Today my mind drifts back to a beach in South Portland, Maine.
I had gotten up early, so the beach was quiet when I arrived. I could only hear the waves, the sand shifting softly beneath my shoes, and the occasional seagull making its presence known.
When I had visited the beach the afternoon before, I had seen several sailboats anchored out in the harbor, gently bobbing from side to side. The fog was so thick now that none of the boats were visible anymore.
Introvert that I am, I took a moment to stand there, enjoying my solitude. The chilly air reached out to take both of my hands in its own; I squeezed once, gently, and then tucked my hands into my jacket’s pockets.
Then I began walking north, maneuvering around the thick piles of seaweed resting on the beach. I could smell them, mixing in with the ocean’s salty spray. Rocks began coming into view ahead of me, their rough surfaces worn smooth from years of contact with the water.
I could relate; I had arrived in Maine feeling pretty worn down myself. New York hadn’t been pulling its punches lately, and I was tired.

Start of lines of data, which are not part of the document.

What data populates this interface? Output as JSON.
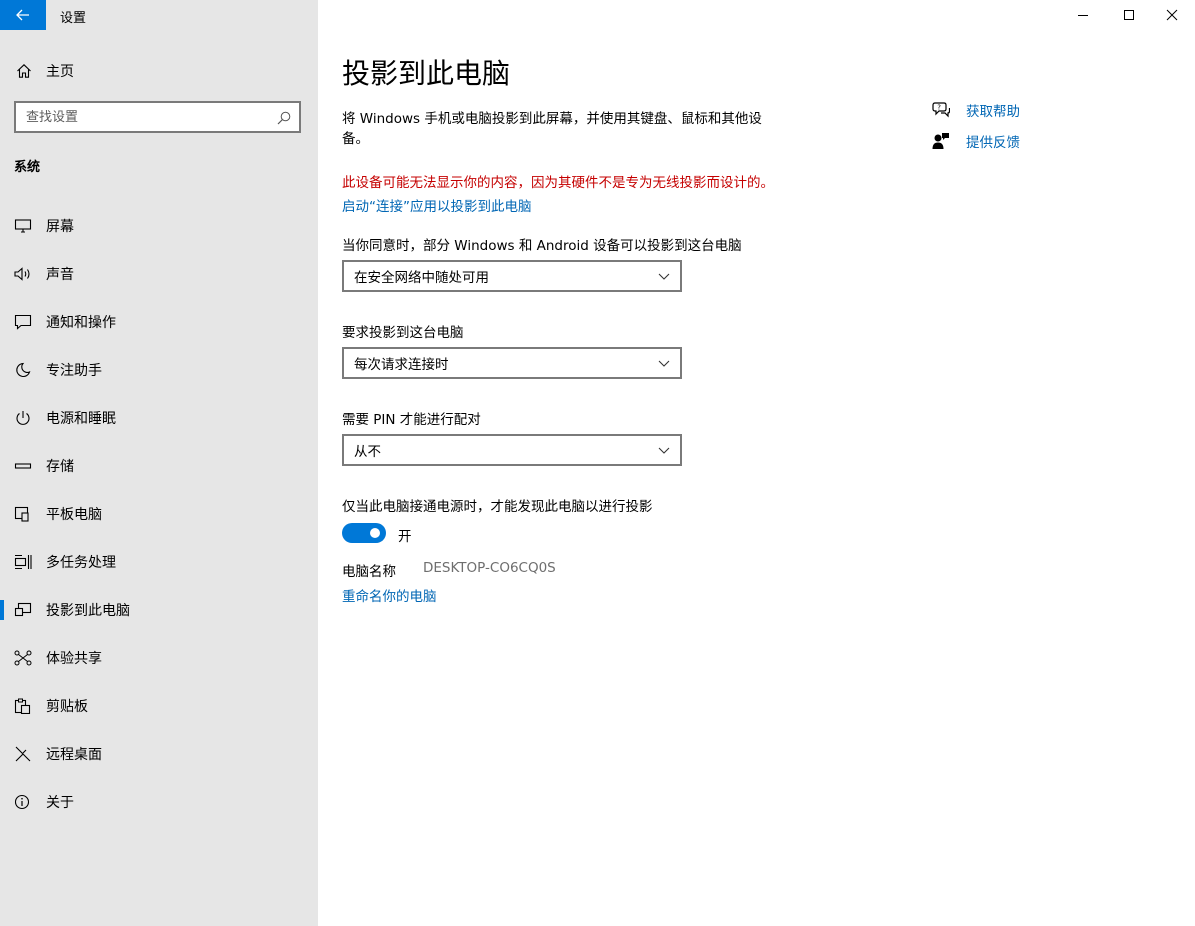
{
  "window": {
    "title": "设置"
  },
  "sidebar": {
    "home_label": "主页",
    "search_placeholder": "查找设置",
    "section_title": "系统",
    "items": [
      {
        "label": "屏幕",
        "icon": "monitor-icon"
      },
      {
        "label": "声音",
        "icon": "speaker-icon"
      },
      {
        "label": "通知和操作",
        "icon": "notification-icon"
      },
      {
        "label": "专注助手",
        "icon": "moon-icon"
      },
      {
        "label": "电源和睡眠",
        "icon": "power-icon"
      },
      {
        "label": "存储",
        "icon": "storage-icon"
      },
      {
        "label": "平板电脑",
        "icon": "tablet-icon"
      },
      {
        "label": "多任务处理",
        "icon": "multitask-icon"
      },
      {
        "label": "投影到此电脑",
        "icon": "project-icon",
        "selected": true
      },
      {
        "label": "体验共享",
        "icon": "share-icon"
      },
      {
        "label": "剪贴板",
        "icon": "clipboard-icon"
      },
      {
        "label": "远程桌面",
        "icon": "remote-desktop-icon"
      },
      {
        "label": "关于",
        "icon": "info-icon"
      }
    ]
  },
  "main": {
    "title": "投影到此电脑",
    "description": "将 Windows 手机或电脑投影到此屏幕，并使用其键盘、鼠标和其他设备。",
    "warning": "此设备可能无法显示你的内容，因为其硬件不是专为无线投影而设计的。",
    "connect_link": "启动“连接”应用以投影到此电脑",
    "availability": {
      "label": "当你同意时，部分 Windows 和 Android 设备可以投影到这台电脑",
      "value": "在安全网络中随处可用"
    },
    "ask_to_project": {
      "label": "要求投影到这台电脑",
      "value": "每次请求连接时"
    },
    "require_pin": {
      "label": "需要 PIN 才能进行配对",
      "value": "从不"
    },
    "power_only": {
      "label": "仅当此电脑接通电源时，才能发现此电脑以进行投影",
      "state": "开",
      "on": true
    },
    "pc_name_label": "电脑名称",
    "pc_name_value": "DESKTOP-CO6CQ0S",
    "rename_link": "重命名你的电脑"
  },
  "help": {
    "get_help": "获取帮助",
    "feedback": "提供反馈"
  },
  "colors": {
    "accent": "#0078d7",
    "link": "#0066b4",
    "warning": "#c50000",
    "sidebar_bg": "#e6e6e6"
  }
}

That day I spent at the beach, surrounded by fog and stillness, helped considerably. There’s something to be said for isolation.
Thanks for reading,
This post was written in response to The Daily Post’s photo challenge for this week.